All issues

Editorial

What exactly is a money market fund?

These are all creative and sensible solutions but they will all need to be paid for.

We return this month to the subject of money funds. The money fund industry is in turmoil as it deals with regulatory proposals. These proposals originated in the US, but they are being closely followed by European regulators, and they will dramatically change the financial dynamics of the money fund industry.

What exactly is a money fund though? A money fund is, in reality, an investment product but stable net asset value money funds are often seen as more of a banking product. Money funds offering a stable net asset value are seen by most corporates as an attractive alternative to bank deposits. They are sold as such by the fund providers. Invest a dollar or a euro and that is what you get back with some accrued interest (although technically this interest is investment income). The important point is that a stable net asset value money fund looks like and acts like a bank deposit.

But it isn’t. You are not making a deposit with a bank. You are investing in a fund which has no capital other than the funds that have been invested. There is just an investment manager (who may be a bank) managing the fund. Managing it very well and managing the fund within very tight parameters but not guaranteeing the value of the fund. This should not be a cause for alarm, however, as the underlying value of the assets should and usually does stay very stable. What happens in normal circumstances is that the underlying value of the assets just varies a few basis points around the nominal value of the investors’ funds. The variations are so small that they simply do not matter.

Unfortunately the regulators will no longer accept this argument. During the financial crisis several funds were supported by their managers and the regulators are seeking more clarity.
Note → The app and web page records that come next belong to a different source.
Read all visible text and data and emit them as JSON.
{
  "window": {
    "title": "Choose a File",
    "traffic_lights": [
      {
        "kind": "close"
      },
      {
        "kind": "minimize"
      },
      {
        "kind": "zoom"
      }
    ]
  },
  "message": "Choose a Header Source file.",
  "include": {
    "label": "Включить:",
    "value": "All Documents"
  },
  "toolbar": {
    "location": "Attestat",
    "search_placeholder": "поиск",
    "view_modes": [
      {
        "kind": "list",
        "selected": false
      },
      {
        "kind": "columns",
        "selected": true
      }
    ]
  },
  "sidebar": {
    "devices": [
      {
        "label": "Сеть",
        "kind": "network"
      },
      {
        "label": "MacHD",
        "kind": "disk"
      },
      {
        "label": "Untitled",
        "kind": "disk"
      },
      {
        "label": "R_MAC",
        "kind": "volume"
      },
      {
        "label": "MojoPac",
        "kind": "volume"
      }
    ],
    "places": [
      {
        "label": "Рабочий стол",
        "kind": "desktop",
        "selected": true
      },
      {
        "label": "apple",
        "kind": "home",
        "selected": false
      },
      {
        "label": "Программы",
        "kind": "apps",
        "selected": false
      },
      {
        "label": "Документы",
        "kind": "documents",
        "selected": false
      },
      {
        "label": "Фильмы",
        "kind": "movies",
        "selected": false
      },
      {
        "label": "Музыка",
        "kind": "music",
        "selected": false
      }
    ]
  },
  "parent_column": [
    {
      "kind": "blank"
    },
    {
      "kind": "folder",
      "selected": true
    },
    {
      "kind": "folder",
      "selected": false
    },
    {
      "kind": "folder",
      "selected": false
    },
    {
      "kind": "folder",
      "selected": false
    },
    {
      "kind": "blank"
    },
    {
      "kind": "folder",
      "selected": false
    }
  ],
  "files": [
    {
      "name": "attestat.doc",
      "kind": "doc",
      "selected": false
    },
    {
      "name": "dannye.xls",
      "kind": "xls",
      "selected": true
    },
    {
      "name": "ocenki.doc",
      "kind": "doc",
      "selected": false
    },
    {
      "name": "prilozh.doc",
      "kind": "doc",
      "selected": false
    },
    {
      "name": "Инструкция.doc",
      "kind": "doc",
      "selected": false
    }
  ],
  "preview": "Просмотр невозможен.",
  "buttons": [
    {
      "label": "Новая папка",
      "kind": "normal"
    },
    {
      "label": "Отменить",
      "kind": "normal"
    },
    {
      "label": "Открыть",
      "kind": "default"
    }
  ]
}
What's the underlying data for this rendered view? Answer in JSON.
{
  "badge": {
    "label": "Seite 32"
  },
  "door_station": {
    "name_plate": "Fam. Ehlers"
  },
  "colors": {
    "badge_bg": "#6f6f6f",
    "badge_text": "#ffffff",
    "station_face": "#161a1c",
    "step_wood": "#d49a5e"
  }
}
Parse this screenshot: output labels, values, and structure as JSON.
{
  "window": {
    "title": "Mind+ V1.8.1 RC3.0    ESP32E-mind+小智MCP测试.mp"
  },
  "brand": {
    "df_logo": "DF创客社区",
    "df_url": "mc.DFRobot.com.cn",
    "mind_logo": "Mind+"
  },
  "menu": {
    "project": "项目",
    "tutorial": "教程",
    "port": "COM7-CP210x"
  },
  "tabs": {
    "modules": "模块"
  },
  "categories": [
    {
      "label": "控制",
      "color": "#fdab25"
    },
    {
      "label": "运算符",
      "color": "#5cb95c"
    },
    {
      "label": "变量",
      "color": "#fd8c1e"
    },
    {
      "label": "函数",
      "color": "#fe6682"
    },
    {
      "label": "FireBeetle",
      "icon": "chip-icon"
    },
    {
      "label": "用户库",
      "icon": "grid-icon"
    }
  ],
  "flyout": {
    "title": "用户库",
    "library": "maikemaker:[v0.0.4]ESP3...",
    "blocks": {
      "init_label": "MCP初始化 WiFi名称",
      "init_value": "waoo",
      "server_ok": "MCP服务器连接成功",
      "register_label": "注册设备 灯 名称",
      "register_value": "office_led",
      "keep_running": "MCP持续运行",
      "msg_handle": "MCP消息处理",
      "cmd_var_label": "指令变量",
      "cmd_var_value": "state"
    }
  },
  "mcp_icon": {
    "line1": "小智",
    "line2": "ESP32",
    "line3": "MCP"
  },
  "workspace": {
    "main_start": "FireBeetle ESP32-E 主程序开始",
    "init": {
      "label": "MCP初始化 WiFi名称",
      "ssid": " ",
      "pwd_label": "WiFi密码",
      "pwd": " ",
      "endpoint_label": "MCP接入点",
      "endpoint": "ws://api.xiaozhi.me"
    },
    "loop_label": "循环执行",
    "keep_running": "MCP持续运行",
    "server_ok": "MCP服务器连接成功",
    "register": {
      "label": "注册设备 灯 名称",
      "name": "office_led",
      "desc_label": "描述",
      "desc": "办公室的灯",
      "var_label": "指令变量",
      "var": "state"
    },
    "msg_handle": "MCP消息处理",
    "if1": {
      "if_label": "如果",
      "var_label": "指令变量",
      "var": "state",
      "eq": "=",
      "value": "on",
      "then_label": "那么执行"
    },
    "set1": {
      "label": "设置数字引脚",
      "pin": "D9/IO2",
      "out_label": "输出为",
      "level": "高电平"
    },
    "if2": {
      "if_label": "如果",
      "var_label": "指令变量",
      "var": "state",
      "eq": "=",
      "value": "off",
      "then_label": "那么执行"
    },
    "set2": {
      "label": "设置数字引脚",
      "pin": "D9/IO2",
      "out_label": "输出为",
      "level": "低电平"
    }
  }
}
The regulator’s position could be summarised as saying to the fund managers, “Either explicitly support the fund and put it on your balance sheet or make it clear to investors that, in a crisis, the net asset value may fall below par”.

The industry has responded with a variety of solutions including various forms of capital, subordinated shares, buffers and other forms of support1. These are all creative and sensible solutions but they will all need to be paid for. At a time of very low interest rates the margins in the business have already come under pressure. The investor will end up paying for whatever solution is pursued. The commercial risk is that the yield on money funds will end up being much less competitive.

The regulators will not give up on this. The risk they are asking the industry to address is easy to identify and they cannot be seen to be ignoring it. The fact that money funds performed comparatively strongly in the recent financial crisis is not enough. The regulators see it as a black and white issue. If a money fund is a banking product offering stable value, it needs tangible support. If it is an investment product it cannot be described as offering a stable net asset value.

Inevitably, as fund managers address this risk, the funds will end up being less commercially attractive to both the investors and the managers. The question is whether the stable net asset value money fund industry will be regulated out of existence, which would be a shame.